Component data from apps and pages
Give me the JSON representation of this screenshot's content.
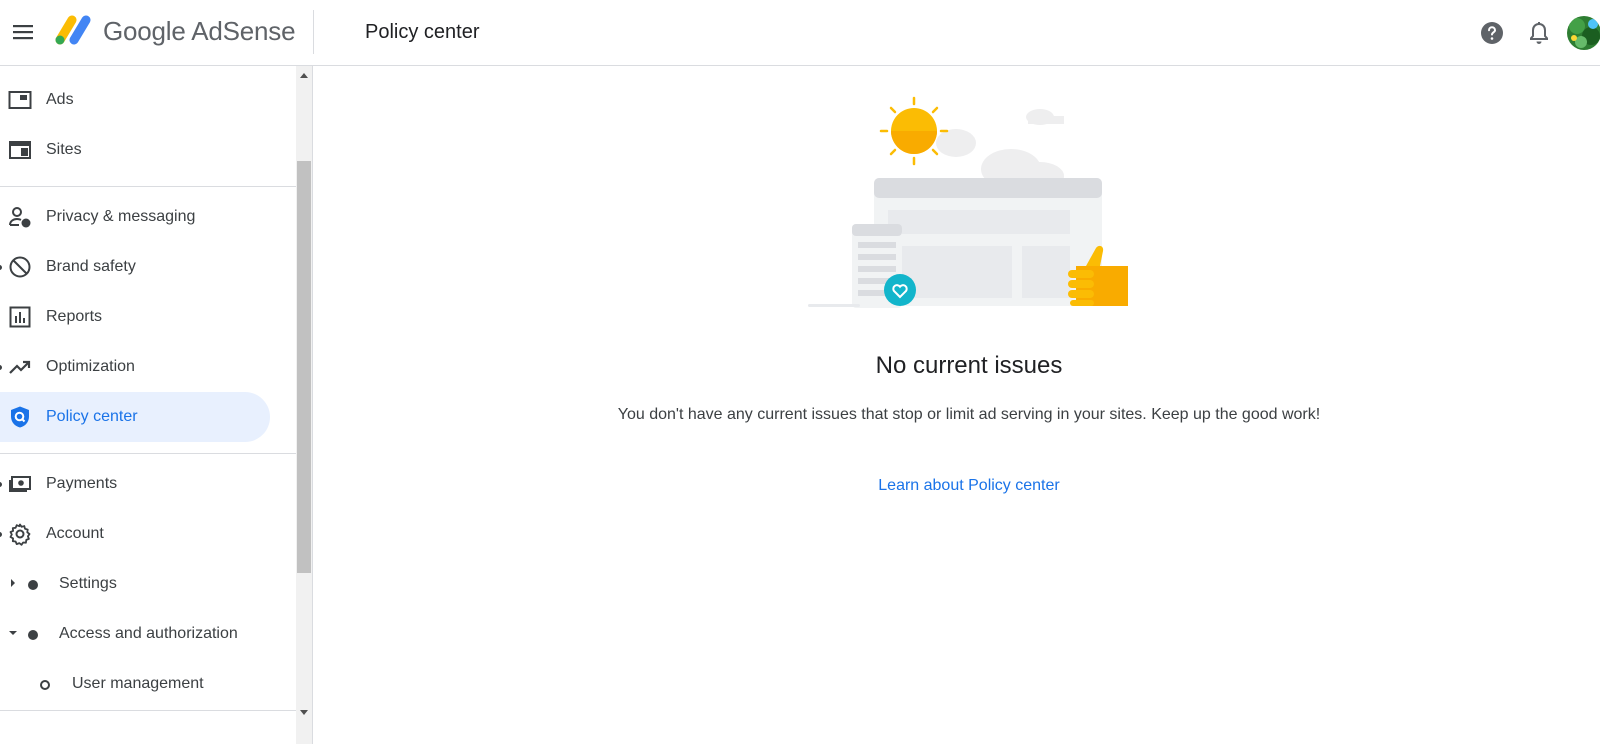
{
  "app": {
    "brand": "Google AdSense",
    "page_title": "Policy center"
  },
  "header": {
    "icons": [
      "menu-icon",
      "help-icon",
      "notifications-icon",
      "avatar"
    ]
  },
  "sidebar": {
    "items": [
      {
        "label": "Ads",
        "icon": "ads-icon"
      },
      {
        "label": "Sites",
        "icon": "sites-icon"
      },
      {
        "label": "Privacy & messaging",
        "icon": "privacy-icon"
      },
      {
        "label": "Brand safety",
        "icon": "block-icon"
      },
      {
        "label": "Reports",
        "icon": "reports-icon"
      },
      {
        "label": "Optimization",
        "icon": "trending-icon"
      },
      {
        "label": "Policy center",
        "icon": "policy-shield-icon",
        "active": true
      },
      {
        "label": "Payments",
        "icon": "payments-icon"
      },
      {
        "label": "Account",
        "icon": "gear-icon"
      },
      {
        "label": "Settings",
        "icon": "bullet"
      },
      {
        "label": "Access and authorization",
        "icon": "bullet"
      },
      {
        "label": "User management",
        "icon": "bullet-outline"
      }
    ]
  },
  "main": {
    "title": "No current issues",
    "description": "You don't have any current issues that stop or limit ad serving in your sites. Keep up the good work!",
    "link": "Learn about Policy center"
  },
  "colors": {
    "accent": "#1a73e8",
    "active_bg": "#e8f0fe",
    "divider": "#dadce0",
    "sun": "#fbbc04",
    "teal": "#12b5cb"
  }
}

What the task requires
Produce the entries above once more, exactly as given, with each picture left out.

Response to this exercise
Give me the JSON representation of this screenshot's content.
{
  "app": {
    "brand": "Google AdSense",
    "page_title": "Policy center"
  },
  "header": {
    "icons": [
      "menu-icon",
      "help-icon",
      "notifications-icon",
      "avatar"
    ]
  },
  "sidebar": {
    "items": [
      {
        "label": "Ads",
        "icon": "ads-icon"
      },
      {
        "label": "Sites",
        "icon": "sites-icon"
      },
      {
        "label": "Privacy & messaging",
        "icon": "privacy-icon"
      },
      {
        "label": "Brand safety",
        "icon": "block-icon"
      },
      {
        "label": "Reports",
        "icon": "reports-icon"
      },
      {
        "label": "Optimization",
        "icon": "trending-icon"
      },
      {
        "label": "Policy center",
        "icon": "policy-shield-icon",
        "active": true
      },
      {
        "label": "Payments",
        "icon": "payments-icon"
      },
      {
        "label": "Account",
        "icon": "gear-icon"
      },
      {
        "label": "Settings",
        "icon": "bullet"
      },
      {
        "label": "Access and authorization",
        "icon": "bullet"
      },
      {
        "label": "User management",
        "icon": "bullet-outline"
      }
    ]
  },
  "main": {
    "title": "No current issues",
    "description": "You don't have any current issues that stop or limit ad serving in your sites. Keep up the good work!",
    "link": "Learn about Policy center"
  },
  "colors": {
    "accent": "#1a73e8",
    "active_bg": "#e8f0fe",
    "divider": "#dadce0",
    "sun": "#fbbc04",
    "teal": "#12b5cb"
  }
}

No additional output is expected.